The benefits of pacemaker therapy in SSS have always seemed axiomatic. In addition to preventing bradycardia-mediated syncope, a pacemaker permitted using heart rate-lowering drugs for the tachyarrhythmias that some of these patients have. Thus, it is comforting to see this concept proven in a randomized controlled trial. In fact, the results of this controlled trial are quite clear; patients with SSS and syncope benefit from pacing. Noteworthy, however, is the finding that 6% of those paced still had syncope. One explanation is that some of these patients have neurocardiogenic syncope caused by inappropriate vasodilation, which does not respond to pacemaker therapy. Interestingly, most of the patients in this study had carotid sinus massage or head-up tilt testing as part of their workup. In 77% of those with syncope and in 36% of those without syncope, one or both of these tests was positive. Therefore, neural reflex disorders are important even in patients with clear-cut SSS.

There is no question that these were SSS patients; 59% had syncope, 42% had brady-tachycardia syndrome, and 87% had prolonged sinus node recovery times. Most such patients would receive a pacemaker. The uncontrolled reports that theophylline helped SSS patients suggested that pacemaker placement may be avoidable. This study shows that only heart failure incidence was reduced by theophylline, but heart failure was also reduced by pacemaker placement. The reduction in heart failure by pacing is probably related to increased heart rate and possibly preserved atrioventricular synchrony. Theophylline also increased heart rate (range 42-64 vs 38-51 bpm pre; P < 0.001), which may explain its benefit. Also, theophylline is a mild positive inotropic agent, but studies with other positive inotropes have shown increased mortality in heart failure patients. This trial was underpowered to evaluate mortality.
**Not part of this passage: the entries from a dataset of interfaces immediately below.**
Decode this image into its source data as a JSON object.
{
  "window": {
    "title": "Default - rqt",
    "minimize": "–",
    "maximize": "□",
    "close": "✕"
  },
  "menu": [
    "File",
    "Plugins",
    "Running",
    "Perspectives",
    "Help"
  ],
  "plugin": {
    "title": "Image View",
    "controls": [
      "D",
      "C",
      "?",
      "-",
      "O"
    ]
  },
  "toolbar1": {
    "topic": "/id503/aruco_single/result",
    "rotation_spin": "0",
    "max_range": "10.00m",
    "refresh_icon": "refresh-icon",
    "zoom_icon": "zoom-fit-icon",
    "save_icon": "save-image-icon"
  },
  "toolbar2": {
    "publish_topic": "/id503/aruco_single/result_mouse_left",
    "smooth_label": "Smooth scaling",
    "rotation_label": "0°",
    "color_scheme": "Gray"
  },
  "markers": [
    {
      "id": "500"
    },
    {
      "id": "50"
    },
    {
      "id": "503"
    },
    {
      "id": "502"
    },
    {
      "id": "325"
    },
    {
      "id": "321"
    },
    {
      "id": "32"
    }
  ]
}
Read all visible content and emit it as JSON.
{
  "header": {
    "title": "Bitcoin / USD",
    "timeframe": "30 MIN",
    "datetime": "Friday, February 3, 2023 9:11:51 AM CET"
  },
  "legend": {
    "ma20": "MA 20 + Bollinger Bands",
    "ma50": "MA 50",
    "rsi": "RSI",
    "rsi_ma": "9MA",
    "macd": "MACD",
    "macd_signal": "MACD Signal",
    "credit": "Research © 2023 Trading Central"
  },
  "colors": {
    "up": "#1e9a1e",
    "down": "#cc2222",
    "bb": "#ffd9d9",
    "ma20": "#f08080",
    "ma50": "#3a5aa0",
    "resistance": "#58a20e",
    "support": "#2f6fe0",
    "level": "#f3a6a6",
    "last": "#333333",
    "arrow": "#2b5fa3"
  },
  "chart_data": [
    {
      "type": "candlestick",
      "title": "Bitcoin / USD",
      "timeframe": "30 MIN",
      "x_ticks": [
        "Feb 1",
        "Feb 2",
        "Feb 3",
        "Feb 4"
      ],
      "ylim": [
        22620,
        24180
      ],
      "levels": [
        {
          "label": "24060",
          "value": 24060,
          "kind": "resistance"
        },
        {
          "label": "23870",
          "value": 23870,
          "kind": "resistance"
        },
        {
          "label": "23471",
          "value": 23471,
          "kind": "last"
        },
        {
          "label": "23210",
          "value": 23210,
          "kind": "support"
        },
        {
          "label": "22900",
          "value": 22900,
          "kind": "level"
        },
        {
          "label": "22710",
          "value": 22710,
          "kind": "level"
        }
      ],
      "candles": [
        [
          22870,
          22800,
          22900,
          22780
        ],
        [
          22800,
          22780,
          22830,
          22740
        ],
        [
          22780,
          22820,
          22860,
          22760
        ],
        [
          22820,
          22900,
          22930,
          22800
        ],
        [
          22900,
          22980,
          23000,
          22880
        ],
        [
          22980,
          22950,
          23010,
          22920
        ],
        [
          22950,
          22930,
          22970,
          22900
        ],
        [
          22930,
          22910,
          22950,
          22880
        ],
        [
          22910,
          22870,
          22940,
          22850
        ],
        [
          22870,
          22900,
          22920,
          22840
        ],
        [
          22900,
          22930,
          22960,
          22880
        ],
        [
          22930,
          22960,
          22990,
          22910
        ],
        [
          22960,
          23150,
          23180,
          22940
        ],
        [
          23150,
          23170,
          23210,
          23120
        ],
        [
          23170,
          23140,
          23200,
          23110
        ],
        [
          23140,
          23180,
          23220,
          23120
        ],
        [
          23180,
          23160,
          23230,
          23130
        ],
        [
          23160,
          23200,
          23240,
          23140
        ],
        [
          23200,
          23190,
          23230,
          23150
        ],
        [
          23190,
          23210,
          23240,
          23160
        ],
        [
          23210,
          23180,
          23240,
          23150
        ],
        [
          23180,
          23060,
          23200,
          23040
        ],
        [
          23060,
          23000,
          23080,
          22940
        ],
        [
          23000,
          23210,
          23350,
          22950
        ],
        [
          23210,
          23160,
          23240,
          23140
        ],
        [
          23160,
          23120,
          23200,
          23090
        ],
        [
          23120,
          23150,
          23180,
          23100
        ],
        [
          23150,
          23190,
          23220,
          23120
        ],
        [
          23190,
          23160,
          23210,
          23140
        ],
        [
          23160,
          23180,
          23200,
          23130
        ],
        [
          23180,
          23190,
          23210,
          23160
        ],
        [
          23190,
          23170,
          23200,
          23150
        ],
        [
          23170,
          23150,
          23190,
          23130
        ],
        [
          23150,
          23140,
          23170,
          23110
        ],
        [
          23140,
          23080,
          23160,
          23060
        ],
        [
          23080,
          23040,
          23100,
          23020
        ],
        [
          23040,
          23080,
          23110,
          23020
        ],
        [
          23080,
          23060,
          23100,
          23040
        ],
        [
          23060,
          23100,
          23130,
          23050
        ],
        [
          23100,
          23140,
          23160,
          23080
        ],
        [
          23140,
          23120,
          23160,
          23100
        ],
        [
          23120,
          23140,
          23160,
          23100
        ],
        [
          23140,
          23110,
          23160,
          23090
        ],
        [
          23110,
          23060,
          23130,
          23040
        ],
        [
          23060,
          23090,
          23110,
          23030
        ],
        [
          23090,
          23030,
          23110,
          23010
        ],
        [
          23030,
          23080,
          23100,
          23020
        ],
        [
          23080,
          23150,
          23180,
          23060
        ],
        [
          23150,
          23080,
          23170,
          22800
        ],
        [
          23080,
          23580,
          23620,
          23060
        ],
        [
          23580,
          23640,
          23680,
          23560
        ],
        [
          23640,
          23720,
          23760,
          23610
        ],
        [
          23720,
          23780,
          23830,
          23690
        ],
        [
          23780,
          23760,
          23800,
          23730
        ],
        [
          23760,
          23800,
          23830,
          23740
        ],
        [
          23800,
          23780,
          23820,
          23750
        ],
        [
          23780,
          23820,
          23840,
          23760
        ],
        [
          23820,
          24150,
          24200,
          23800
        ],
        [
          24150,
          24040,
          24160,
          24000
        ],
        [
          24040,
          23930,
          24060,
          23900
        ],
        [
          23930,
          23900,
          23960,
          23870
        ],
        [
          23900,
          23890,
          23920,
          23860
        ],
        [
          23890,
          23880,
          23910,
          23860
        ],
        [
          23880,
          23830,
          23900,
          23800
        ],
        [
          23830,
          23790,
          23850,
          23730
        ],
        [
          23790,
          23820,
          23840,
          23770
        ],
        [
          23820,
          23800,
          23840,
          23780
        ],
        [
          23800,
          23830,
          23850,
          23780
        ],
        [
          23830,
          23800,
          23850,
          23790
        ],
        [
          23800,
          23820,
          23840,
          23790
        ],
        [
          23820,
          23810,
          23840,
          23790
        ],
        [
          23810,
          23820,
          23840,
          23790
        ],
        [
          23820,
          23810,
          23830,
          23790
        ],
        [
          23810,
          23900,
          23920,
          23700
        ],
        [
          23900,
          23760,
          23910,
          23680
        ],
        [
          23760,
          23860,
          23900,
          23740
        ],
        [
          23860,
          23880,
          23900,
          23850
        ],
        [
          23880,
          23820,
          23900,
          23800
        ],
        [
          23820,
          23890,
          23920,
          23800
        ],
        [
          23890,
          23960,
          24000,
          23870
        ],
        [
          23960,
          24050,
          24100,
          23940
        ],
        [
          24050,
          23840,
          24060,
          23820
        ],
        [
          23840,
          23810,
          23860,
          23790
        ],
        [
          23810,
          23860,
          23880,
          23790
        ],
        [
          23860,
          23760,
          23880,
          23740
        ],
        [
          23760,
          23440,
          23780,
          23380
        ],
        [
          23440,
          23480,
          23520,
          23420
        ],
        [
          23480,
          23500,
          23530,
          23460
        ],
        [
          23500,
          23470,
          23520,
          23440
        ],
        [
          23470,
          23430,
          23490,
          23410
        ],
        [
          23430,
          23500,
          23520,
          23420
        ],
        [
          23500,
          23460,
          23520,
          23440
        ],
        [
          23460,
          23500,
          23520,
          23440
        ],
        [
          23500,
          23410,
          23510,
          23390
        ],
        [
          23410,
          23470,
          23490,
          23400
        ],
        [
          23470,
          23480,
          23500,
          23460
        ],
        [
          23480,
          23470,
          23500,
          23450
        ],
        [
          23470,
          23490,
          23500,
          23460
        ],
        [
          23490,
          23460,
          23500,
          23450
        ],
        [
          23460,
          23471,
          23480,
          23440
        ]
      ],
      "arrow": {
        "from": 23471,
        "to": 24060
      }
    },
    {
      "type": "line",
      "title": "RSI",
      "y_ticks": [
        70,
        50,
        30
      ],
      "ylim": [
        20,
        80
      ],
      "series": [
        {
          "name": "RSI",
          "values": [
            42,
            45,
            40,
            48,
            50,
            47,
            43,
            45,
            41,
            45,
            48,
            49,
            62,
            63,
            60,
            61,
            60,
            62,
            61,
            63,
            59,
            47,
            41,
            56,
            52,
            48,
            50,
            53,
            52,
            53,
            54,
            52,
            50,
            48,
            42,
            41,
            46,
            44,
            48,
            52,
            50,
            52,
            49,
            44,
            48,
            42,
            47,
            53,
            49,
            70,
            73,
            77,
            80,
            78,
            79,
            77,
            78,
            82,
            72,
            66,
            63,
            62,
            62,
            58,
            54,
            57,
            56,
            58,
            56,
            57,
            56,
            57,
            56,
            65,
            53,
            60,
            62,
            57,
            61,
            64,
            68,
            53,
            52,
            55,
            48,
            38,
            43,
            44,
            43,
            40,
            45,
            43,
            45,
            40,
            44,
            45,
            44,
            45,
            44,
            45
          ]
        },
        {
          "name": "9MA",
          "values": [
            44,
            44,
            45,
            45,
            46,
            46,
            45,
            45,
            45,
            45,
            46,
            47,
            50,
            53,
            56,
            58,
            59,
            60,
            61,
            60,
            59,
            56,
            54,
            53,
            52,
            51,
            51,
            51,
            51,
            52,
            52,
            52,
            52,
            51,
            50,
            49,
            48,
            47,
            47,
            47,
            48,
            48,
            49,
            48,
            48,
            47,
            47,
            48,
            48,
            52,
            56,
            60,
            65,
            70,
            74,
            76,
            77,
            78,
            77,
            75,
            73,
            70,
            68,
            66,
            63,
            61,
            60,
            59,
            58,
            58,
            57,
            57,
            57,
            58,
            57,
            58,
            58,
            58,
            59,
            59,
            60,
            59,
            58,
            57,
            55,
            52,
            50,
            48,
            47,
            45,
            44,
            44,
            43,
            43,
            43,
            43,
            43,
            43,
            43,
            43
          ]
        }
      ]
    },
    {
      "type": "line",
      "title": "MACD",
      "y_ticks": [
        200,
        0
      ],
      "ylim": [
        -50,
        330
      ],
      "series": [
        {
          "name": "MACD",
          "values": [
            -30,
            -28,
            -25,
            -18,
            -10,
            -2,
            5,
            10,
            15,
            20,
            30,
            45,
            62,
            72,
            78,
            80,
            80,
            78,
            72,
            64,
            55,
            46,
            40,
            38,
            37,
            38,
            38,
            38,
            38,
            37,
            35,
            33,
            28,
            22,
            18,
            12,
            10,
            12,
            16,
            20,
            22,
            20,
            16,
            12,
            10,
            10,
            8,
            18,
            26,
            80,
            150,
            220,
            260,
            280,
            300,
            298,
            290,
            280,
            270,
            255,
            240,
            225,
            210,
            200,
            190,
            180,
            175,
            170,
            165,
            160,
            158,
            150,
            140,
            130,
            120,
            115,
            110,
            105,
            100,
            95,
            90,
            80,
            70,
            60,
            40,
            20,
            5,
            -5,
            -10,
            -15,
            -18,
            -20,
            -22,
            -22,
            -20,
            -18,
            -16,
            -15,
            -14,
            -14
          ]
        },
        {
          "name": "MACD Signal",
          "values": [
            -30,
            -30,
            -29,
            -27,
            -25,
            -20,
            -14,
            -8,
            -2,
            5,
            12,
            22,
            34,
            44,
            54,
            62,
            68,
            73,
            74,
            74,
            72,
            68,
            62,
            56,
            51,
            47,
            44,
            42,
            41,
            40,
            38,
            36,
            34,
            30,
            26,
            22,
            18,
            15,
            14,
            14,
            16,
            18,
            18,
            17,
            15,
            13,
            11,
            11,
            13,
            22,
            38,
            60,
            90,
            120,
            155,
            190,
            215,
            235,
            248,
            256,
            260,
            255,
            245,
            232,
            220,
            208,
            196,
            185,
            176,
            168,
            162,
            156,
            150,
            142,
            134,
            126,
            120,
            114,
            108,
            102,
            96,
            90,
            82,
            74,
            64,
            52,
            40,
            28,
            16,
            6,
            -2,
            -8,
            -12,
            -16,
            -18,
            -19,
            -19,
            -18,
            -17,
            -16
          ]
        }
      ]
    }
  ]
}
Interestingly, atrial arrhythmias were not more frequent on theophylline, but 11% of the patients dropped out of this group due to side effects of theophylline. In my experience, this is low at the doses used (average 550 mg/d in 2 divided doses).

Other findings of interest included the lack of effect of either therapy on preventing atrial tachyarrhythmias and thromboemboli as compared to control. Overall, chronic atrial fibrillation occurred in about 10%, paro- xysmal tachyarrhythmias in 25%, and thromboemboli in 5-10%. Also, minor symptoms improved in all three groups possibly because of a spontaneous increase in heart rate observed in the control group (44-51 bpm; P < 0.002). This finding is unexplained but argues for conservative therapy in those with only minor symptoms and no syncope. The authors’ conclusion that a pacemaker is indicated for SSS patients with syncope is solid, as is conservative therapy for those with minor symptoms. The role of theophylline therapy is less clear. The only role I see for it is the SSS patient with bradycardic symptoms or heart failure unresponsive to standard therapy who does not want a pacemaker. Finally, it should be noted that the results of this study do not apply to patients with severe SSS—a heart rate of less than 30 or more than three-second pauses. Severe SSS patients need a pacemaker. (Dr. Crawford is Chief, Division of Cardiology, University of New Mexico, Albuquerque, NM.)